**PROBLEM DETAILS:** Could you copy every line from the material below in which "duration" appears?

**DATA TO USE:**

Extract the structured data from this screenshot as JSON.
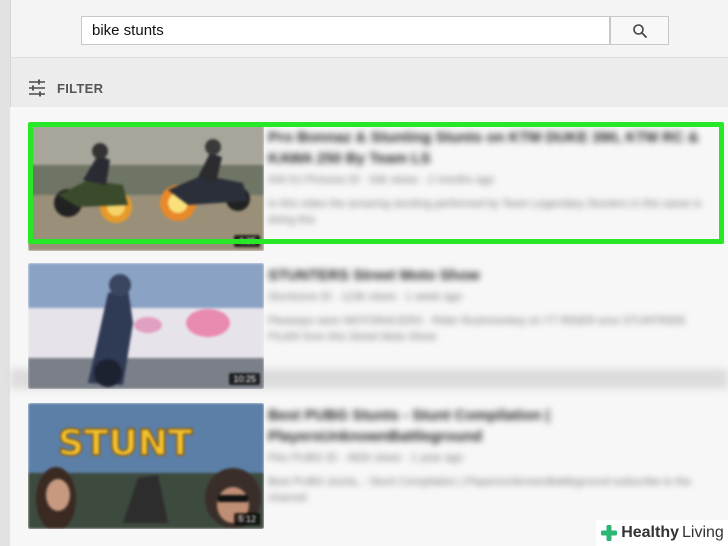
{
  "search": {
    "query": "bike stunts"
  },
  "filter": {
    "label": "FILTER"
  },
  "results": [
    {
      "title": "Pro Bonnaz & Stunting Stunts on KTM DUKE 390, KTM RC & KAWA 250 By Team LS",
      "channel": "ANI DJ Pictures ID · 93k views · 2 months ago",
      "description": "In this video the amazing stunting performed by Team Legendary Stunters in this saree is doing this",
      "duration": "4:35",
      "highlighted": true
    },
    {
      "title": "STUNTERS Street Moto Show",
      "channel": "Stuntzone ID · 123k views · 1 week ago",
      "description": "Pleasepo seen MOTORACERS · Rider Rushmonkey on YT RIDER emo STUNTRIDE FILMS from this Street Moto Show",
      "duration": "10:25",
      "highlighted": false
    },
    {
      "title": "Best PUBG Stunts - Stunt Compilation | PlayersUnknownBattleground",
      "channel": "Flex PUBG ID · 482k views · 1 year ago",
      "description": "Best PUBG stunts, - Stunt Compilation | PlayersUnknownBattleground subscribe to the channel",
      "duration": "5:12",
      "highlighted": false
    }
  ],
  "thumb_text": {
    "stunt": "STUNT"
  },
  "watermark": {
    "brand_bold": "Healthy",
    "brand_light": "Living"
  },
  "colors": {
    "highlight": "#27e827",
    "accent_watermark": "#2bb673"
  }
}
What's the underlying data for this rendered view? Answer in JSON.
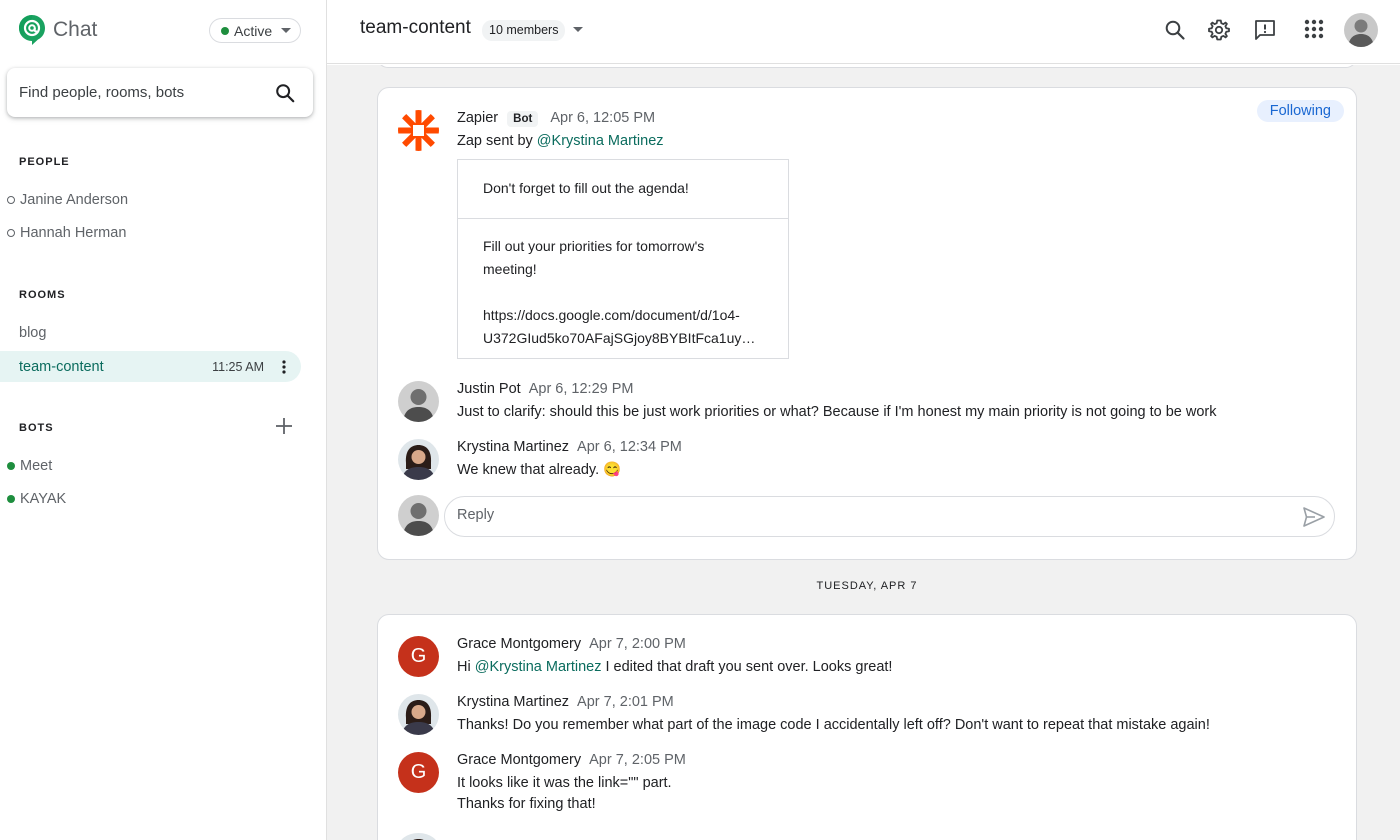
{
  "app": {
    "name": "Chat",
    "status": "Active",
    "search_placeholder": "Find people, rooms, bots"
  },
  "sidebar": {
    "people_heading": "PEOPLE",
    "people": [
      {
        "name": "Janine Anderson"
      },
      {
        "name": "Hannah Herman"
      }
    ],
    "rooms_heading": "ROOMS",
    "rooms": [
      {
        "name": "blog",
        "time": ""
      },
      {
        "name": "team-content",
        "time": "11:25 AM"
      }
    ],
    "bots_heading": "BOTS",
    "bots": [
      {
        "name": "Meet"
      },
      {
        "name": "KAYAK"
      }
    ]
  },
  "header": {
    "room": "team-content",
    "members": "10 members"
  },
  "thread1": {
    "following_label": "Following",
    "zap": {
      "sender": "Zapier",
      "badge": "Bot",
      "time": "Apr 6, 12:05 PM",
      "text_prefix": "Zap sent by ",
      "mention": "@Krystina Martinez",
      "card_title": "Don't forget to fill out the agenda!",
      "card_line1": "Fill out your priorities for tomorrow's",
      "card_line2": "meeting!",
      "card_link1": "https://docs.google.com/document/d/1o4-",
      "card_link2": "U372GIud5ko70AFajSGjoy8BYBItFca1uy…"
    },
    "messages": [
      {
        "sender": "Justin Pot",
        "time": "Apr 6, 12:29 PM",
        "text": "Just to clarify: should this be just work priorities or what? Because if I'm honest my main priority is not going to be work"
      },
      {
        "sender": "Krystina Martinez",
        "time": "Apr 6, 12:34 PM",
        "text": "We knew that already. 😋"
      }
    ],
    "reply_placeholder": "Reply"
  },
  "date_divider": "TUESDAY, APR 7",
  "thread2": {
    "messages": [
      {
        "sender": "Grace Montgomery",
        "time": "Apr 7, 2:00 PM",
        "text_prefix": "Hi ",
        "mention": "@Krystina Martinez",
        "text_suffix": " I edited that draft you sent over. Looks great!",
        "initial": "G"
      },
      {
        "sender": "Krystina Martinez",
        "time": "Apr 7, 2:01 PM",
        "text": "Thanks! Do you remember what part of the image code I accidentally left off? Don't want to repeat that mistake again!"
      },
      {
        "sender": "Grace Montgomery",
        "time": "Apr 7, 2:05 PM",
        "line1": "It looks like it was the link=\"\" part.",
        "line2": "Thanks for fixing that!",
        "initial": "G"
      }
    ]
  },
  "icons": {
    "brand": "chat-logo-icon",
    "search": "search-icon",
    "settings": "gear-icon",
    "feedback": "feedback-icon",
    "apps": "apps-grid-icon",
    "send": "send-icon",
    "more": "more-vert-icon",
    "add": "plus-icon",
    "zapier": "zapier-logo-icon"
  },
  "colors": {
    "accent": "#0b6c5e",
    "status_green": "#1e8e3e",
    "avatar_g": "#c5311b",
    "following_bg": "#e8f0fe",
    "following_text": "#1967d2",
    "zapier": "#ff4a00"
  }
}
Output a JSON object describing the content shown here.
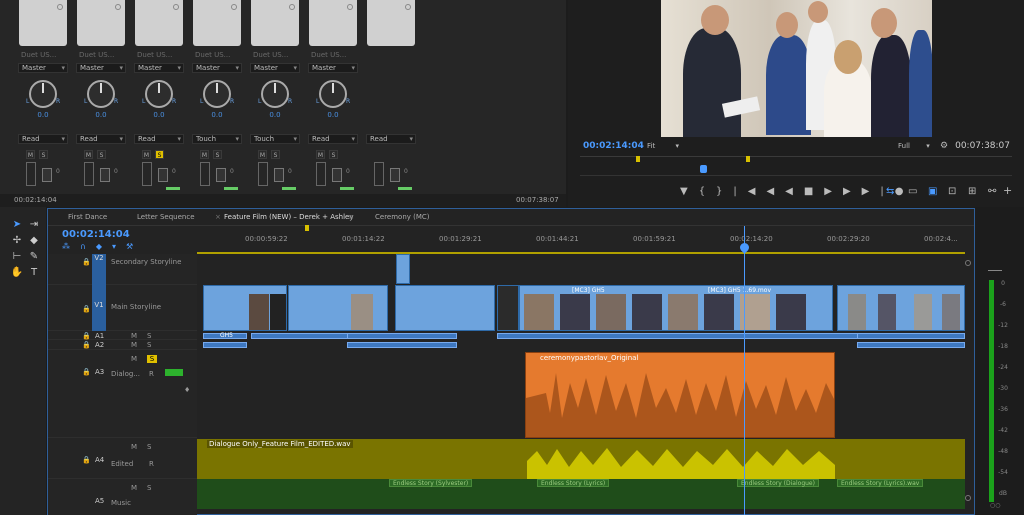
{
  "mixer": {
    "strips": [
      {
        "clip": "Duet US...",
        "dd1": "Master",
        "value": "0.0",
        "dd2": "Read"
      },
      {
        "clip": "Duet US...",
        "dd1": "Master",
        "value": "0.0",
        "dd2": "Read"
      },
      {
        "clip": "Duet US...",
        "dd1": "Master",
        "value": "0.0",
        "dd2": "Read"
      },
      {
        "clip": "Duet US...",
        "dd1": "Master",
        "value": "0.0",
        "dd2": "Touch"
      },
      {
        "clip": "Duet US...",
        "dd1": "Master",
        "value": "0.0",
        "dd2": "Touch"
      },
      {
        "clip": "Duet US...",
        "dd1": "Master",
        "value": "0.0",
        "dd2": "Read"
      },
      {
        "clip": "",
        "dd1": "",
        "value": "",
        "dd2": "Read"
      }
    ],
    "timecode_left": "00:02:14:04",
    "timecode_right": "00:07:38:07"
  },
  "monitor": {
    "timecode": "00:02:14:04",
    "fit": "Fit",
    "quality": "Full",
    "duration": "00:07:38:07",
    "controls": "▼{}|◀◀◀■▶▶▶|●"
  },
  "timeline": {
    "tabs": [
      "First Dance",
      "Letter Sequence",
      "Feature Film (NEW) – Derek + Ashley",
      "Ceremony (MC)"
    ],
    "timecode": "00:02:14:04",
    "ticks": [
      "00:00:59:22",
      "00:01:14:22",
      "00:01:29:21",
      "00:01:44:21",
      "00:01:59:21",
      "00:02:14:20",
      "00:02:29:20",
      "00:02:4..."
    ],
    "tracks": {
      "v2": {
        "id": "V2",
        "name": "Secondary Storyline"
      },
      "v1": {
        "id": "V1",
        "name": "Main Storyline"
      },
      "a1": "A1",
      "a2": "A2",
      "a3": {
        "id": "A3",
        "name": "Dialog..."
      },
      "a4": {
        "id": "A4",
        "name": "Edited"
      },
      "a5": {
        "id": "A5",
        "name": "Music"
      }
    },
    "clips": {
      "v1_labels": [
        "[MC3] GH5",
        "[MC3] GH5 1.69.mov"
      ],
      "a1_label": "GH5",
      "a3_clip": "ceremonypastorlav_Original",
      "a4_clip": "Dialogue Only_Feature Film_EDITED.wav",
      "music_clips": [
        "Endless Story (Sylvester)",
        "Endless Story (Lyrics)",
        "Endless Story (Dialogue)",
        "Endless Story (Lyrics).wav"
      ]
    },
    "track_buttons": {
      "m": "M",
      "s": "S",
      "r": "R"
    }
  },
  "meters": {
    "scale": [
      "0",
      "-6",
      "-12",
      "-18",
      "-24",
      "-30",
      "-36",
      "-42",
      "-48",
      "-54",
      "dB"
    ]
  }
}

**WRITTEN ANSWER:**
      "duration": "4:35",
      "duration": "10:25",
      "duration": "5:12",
    "duration": "00:07:38:07",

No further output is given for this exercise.